In all three films, Pereda introduces diversionary scenes with mixed results. In Stories, the childless couple for whom Teresa works as a live-in maid asks her to conceive a child by the husband. Though she agrees, her visible distress following the act telegraphs the veiled pressure she felt to do so. In Perpetuum Mobile, Gabino and Paco remove the belongings of a woman bent on leaving her husband of thirty years, as he follows her around their apartment and convinces her to change her mind. Though such anecdotes seem intended as mordant commentary on the fickleness and insensitivity of the middle class, they have an uncanny, if restrained, resemblance to an episode in a Woody Allen film. Strangely, the protagonists Pereda apparently cares about are no more articulate about their lives, which is not to say that his actors are expressionless. Indeed, the performers are perhaps the strongest element of his work, capable of subtle shifts of emotion that justify many of the long-held shots. Yet, despite the presence of cultural miscellany (shelves of books and CDs) lining their apartment walls, they have little or nothing to say during these five- to seven-minute-long takes. The most animated conversation in Juntos is between Gabino and Paco, complaining about a malfunctioning refrigerator.
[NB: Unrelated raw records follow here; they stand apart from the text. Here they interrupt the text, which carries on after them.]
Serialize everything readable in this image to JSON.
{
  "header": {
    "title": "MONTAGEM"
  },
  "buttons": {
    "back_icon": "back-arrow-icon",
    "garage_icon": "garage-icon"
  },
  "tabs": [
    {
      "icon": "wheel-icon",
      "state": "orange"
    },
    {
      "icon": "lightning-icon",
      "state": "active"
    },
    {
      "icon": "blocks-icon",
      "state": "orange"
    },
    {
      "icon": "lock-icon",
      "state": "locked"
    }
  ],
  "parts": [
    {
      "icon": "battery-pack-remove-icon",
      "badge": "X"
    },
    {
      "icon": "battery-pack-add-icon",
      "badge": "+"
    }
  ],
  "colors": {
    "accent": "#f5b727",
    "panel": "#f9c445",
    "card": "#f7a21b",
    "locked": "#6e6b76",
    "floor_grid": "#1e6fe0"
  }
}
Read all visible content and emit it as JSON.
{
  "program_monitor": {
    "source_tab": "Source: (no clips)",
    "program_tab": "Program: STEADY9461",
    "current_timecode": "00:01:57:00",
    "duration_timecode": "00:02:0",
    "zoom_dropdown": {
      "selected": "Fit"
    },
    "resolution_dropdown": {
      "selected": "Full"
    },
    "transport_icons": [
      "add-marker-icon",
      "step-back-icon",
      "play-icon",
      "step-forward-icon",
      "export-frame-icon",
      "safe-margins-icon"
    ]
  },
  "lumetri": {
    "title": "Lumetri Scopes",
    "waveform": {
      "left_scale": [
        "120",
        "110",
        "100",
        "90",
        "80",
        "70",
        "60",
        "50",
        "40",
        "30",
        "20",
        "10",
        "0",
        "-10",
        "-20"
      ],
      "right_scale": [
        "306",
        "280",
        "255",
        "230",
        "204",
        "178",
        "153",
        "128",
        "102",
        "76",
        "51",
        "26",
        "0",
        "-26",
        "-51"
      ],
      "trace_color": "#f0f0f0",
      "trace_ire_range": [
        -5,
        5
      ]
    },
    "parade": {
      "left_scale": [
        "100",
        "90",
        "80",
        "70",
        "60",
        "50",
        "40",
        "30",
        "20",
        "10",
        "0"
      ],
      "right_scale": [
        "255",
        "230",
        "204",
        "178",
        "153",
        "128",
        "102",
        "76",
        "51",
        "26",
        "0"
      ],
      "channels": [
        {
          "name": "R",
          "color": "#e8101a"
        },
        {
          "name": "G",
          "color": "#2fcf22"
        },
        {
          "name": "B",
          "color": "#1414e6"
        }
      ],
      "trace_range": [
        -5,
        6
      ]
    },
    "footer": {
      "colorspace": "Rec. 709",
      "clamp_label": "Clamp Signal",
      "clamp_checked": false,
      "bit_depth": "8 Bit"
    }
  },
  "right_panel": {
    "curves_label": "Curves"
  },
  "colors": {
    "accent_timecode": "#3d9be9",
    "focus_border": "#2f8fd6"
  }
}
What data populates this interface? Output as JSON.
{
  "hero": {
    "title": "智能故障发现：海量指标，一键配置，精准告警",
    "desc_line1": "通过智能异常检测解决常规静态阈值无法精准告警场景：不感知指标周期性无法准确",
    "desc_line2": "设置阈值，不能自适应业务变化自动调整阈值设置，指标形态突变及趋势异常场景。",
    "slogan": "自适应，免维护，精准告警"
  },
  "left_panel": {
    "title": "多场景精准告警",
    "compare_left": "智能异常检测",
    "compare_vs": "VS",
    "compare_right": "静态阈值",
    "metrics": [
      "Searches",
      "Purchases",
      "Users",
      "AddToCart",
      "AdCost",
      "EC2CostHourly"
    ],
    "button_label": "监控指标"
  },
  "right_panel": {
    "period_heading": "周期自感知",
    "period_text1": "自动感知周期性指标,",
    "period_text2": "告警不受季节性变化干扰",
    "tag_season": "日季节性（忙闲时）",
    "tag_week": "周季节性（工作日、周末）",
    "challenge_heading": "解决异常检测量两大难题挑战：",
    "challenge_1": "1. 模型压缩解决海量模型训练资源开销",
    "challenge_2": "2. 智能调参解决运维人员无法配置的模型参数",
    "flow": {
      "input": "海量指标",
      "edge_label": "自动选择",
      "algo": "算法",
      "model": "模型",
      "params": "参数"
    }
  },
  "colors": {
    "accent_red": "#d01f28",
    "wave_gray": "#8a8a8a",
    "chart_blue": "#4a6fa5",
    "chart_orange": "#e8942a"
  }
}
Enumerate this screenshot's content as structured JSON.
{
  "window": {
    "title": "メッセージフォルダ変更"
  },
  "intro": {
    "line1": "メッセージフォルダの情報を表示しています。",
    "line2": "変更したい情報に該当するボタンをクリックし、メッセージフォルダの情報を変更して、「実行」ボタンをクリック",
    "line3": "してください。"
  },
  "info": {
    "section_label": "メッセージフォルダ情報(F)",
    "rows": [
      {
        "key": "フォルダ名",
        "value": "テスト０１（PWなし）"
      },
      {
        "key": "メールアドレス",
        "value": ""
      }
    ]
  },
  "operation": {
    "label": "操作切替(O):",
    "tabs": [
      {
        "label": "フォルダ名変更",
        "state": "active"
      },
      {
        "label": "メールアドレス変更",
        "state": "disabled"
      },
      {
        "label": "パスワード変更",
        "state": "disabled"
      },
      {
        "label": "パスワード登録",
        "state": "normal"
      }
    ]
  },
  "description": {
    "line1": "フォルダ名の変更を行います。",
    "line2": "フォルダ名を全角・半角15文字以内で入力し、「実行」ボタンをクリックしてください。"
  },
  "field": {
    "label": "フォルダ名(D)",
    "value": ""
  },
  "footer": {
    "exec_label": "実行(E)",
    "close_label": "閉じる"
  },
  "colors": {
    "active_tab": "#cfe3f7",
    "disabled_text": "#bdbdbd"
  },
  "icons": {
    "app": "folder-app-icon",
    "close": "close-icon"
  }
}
Pereda’s more ambitious but willfully puzzling Summer of Goliath (2010) tells a number of stories, none of them fully developed. Set in a rural environment, in which woods, fields, and rivers bear oppressively on the action, the film consists of stories that are juxtaposed with each other, scene by scene, in the fashion of a patchwork quilt. Once again, Teresa Sánchez and Gabino Rodríguez are mother and son, their problems compounded by the husband-father’s abandonment; once again, Gabino lacks a proper job, this time as he plays soldier with a pal. Pereda’s inclusion of interviews with minor characters whose situations are unconnected to the main one lends a documentary air to the entire work, blurring the line between fabrication and what seem to be actual events. The film’s title refers to a young man accused of killing his girlfriend. Though we hear no more about this after the interview that begins the film, it hangs over the movie as a specter of hopelessness and irresolution.
Pereda’s style—extended takes, often handheld and mobile; minimal dialogue; loosely constructed, unresolved narratives; and quasi-documentary touches—is so suited to the confines and aimless lives of his characters that it hardly seems a formalist choice. His approach is patient and observing, his long takes apt measures of the unhurried, directionless nature of his characters’ behavior. It’s not clear whether this style reflects a consistent authorial point of view or is the logical tactic for gazing at people whose personalities and lives would crumble under the analytic dynamics of montage. “Where Are Their Stories?” could be the collective title of Pereda’s films to date. It remains to be seen whether he will continue to address this question as he has or expand his aesthetic to consider its deeper implications.